The CCN family currently comprises six extracellular matrix associated proteins (CCN1–6) that regulate diverse cell functions. Although CCN molecules regulate vital processes in vivo (for example, chondrogenesis, angiogenesis, and matrix remodelling) and are associated with several pathophysiological disorders (such as fibrosis and tumorigenesis), it has been a challenge to define the underlying biological mechanisms involved. Progress has been hampered by the disparate in vivo and in vitro models used by investigators in the field, and by the difficulty in obtaining validated reagents (particularly recombinant CCN proteins) for experimental use. In spite of these drawbacks, there have been many exciting developments in the field over the past few years, and it was against this backdrop that investigators convened for the Third International Workshop on the CCN Family of Genes in St Malo, France on 20–23 October 2004.
Although studies in the early 1990s showed that CCN1 and CCN2 were encoded by immediate early genes, current research in the field highlights the diverse mechanisms that influence the regulation of CCN gene expression. M Goppelt-Struebe (Germany) reported that CCN2 expression in endothelial cells or fibroblasts is inhibited by monomeric G actin, but it is stimulated by F actin stress fibres, emphasising the importance of changes in cell morphology as a determinant of CCN2 production. R O’Leary (Ireland) reported the downregulation and disassembly of several cytoskeletal proteins in human glomerular mesangial cells in response to CCN2, suggesting that actin reorganisation is among the pathophysiological effects of CCN2 in diabetic nephropathy.
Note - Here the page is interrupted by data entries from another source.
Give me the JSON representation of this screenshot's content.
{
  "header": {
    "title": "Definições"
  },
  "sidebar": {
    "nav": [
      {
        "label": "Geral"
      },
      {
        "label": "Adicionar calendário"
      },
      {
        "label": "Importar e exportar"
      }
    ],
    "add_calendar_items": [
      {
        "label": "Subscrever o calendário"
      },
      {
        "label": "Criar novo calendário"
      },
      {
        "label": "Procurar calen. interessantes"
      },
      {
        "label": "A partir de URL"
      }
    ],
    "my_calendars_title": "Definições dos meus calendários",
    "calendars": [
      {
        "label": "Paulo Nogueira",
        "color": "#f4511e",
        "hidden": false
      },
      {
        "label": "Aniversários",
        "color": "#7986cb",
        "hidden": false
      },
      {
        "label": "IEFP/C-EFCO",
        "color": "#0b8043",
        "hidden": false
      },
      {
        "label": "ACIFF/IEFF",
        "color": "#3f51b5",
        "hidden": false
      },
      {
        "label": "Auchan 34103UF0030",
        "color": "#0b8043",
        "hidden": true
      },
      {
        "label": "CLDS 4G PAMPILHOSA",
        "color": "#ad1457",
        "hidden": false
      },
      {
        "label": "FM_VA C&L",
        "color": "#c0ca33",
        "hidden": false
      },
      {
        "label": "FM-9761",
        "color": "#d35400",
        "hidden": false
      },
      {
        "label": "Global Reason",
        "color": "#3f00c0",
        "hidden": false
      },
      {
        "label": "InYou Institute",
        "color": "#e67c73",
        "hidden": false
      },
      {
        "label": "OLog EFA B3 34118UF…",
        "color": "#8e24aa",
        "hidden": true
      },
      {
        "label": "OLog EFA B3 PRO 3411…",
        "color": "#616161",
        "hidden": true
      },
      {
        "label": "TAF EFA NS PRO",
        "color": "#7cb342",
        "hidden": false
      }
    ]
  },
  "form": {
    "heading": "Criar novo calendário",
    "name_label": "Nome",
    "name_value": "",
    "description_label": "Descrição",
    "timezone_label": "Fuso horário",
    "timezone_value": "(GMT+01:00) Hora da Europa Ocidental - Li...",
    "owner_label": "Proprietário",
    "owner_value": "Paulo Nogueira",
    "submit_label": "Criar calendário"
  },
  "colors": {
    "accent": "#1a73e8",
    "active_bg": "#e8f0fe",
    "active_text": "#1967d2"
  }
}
CCN2 is a well characterised regulator of chondrogenesis and S Kubota (Japan) reported that CCN2 expression was enhanced during chick chondrocyte differentiation as a result of enhanced gene transcription and mRNA stabilisation, the latter of which was attributed to a novel regulatory element …